[RECORDS PROVIDED Boundary: Start]
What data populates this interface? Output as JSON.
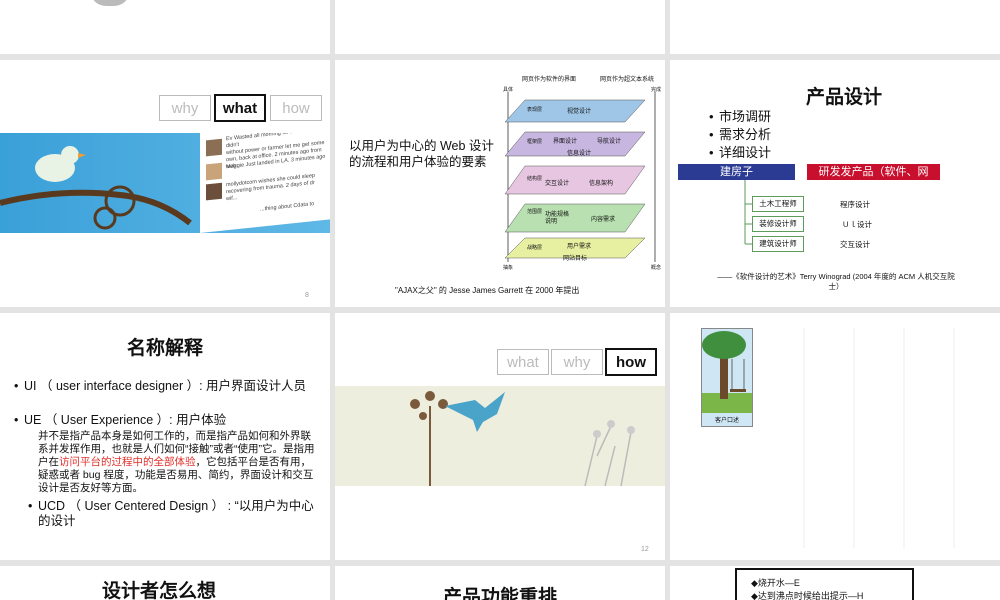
{
  "slide5": {
    "tabs": [
      "why",
      "what",
      "how"
    ],
    "tweets": [
      {
        "text": "Ev Wasted all morning for FORL who didn't\nwithout power or farmer let me get some\nown, back at office. 2 minutes ago from web"
      },
      {
        "text": "Maggie Just landed in LA. 3 minutes ago"
      },
      {
        "text": "mollydotcom wishes she could sleep\nrecovering from trauma. 2 days of dr\nwif..."
      },
      {
        "text": "...thing about Cdata to"
      }
    ],
    "page": "8"
  },
  "slide6": {
    "caption": "以用户为中心的 Web 设计\n的流程和用户体验的要素",
    "header_left": "网页作为软件的界面",
    "header_right": "网页作为超文本系统",
    "axis_top": "具体",
    "axis_bottom": "抽象",
    "axis_right_top": "完成",
    "axis_right_bottom": "概念",
    "layers": [
      {
        "left": "表现层",
        "center": "视觉设计"
      },
      {
        "left": "框架层",
        "center": "界面设计",
        "right": "导航设计",
        "sub": "信息设计"
      },
      {
        "left": "结构层",
        "center": "交互设计",
        "right": "信息架构"
      },
      {
        "left": "范围层",
        "center": "功能规格\n说明",
        "right": "内容需求"
      },
      {
        "left": "战略层",
        "center": "用户需求",
        "sub": "网站目标"
      }
    ],
    "footer": "\"AJAX之父\" 的 Jesse James Garrett 在 2000 年提出"
  },
  "slide7": {
    "title": "产品设计",
    "bullets": [
      "市场调研",
      "需求分析",
      "详细设计"
    ],
    "left_bar": "建房子",
    "right_bar": "研发发产品（软件、网",
    "roles_left": [
      "土木工程师",
      "装修设计师",
      "建筑设计师"
    ],
    "roles_right": [
      "程序设计",
      "Ｕｌ设计",
      "交互设计"
    ],
    "quote": "——《软件设计的艺术》Terry Winograd (2004 年度的 ACM 人机交互院\n士）"
  },
  "slide8": {
    "title": "名称解释",
    "items": [
      {
        "text": "UI （ user interface designer ）: 用户界面设计人员"
      },
      {
        "text": "UE （ User Experience ）: 用户体验"
      },
      {
        "text": "UCD （ User Centered Design ） : “以用户为中心的设计"
      }
    ],
    "ue_desc_a": "并不是指产品本身是如何工作的，而是指产品如何和外界联系并发挥作用，也就是人们如何“接触”或者“使用”它。是指用户在",
    "ue_desc_red": "访问平台的过程中的全部体验",
    "ue_desc_b": "，它包括平台是否有用，疑惑或者 bug 程度，功能是否易用、简约，界面设计和交互设计是否友好等方面。"
  },
  "slide9": {
    "tabs": [
      "what",
      "why",
      "how"
    ],
    "page": "12"
  },
  "slide10": {
    "label": "客户口述"
  },
  "slide11": {
    "title": "设计者怎么想"
  },
  "slide12": {
    "title": "产品功能重排"
  },
  "slide13": {
    "lines": [
      "烧开水—E",
      "达到沸点时候给出提示—H"
    ]
  },
  "colors": {
    "accent_blue": "#2b3a93",
    "accent_red": "#c8102e",
    "highlight_red": "#e0312b"
  }
}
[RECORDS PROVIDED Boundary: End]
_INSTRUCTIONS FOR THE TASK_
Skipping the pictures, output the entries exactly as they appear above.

_EXPECTED ANSWER_
What data populates this interface? Output as JSON.
{
  "slide5": {
    "tabs": [
      "why",
      "what",
      "how"
    ],
    "tweets": [
      {
        "text": "Ev Wasted all morning for FORL who didn't\nwithout power or farmer let me get some\nown, back at office. 2 minutes ago from web"
      },
      {
        "text": "Maggie Just landed in LA. 3 minutes ago"
      },
      {
        "text": "mollydotcom wishes she could sleep\nrecovering from trauma. 2 days of dr\nwif..."
      },
      {
        "text": "...thing about Cdata to"
      }
    ],
    "page": "8"
  },
  "slide6": {
    "caption": "以用户为中心的 Web 设计\n的流程和用户体验的要素",
    "header_left": "网页作为软件的界面",
    "header_right": "网页作为超文本系统",
    "axis_top": "具体",
    "axis_bottom": "抽象",
    "axis_right_top": "完成",
    "axis_right_bottom": "概念",
    "layers": [
      {
        "left": "表现层",
        "center": "视觉设计"
      },
      {
        "left": "框架层",
        "center": "界面设计",
        "right": "导航设计",
        "sub": "信息设计"
      },
      {
        "left": "结构层",
        "center": "交互设计",
        "right": "信息架构"
      },
      {
        "left": "范围层",
        "center": "功能规格\n说明",
        "right": "内容需求"
      },
      {
        "left": "战略层",
        "center": "用户需求",
        "sub": "网站目标"
      }
    ],
    "footer": "\"AJAX之父\" 的 Jesse James Garrett 在 2000 年提出"
  },
  "slide7": {
    "title": "产品设计",
    "bullets": [
      "市场调研",
      "需求分析",
      "详细设计"
    ],
    "left_bar": "建房子",
    "right_bar": "研发发产品（软件、网",
    "roles_left": [
      "土木工程师",
      "装修设计师",
      "建筑设计师"
    ],
    "roles_right": [
      "程序设计",
      "Ｕｌ设计",
      "交互设计"
    ],
    "quote": "——《软件设计的艺术》Terry Winograd (2004 年度的 ACM 人机交互院\n士）"
  },
  "slide8": {
    "title": "名称解释",
    "items": [
      {
        "text": "UI （ user interface designer ）: 用户界面设计人员"
      },
      {
        "text": "UE （ User Experience ）: 用户体验"
      },
      {
        "text": "UCD （ User Centered Design ） : “以用户为中心的设计"
      }
    ],
    "ue_desc_a": "并不是指产品本身是如何工作的，而是指产品如何和外界联系并发挥作用，也就是人们如何“接触”或者“使用”它。是指用户在",
    "ue_desc_red": "访问平台的过程中的全部体验",
    "ue_desc_b": "，它包括平台是否有用，疑惑或者 bug 程度，功能是否易用、简约，界面设计和交互设计是否友好等方面。"
  },
  "slide9": {
    "tabs": [
      "what",
      "why",
      "how"
    ],
    "page": "12"
  },
  "slide10": {
    "label": "客户口述"
  },
  "slide11": {
    "title": "设计者怎么想"
  },
  "slide12": {
    "title": "产品功能重排"
  },
  "slide13": {
    "lines": [
      "烧开水—E",
      "达到沸点时候给出提示—H"
    ]
  },
  "colors": {
    "accent_blue": "#2b3a93",
    "accent_red": "#c8102e",
    "highlight_red": "#e0312b"
  }
}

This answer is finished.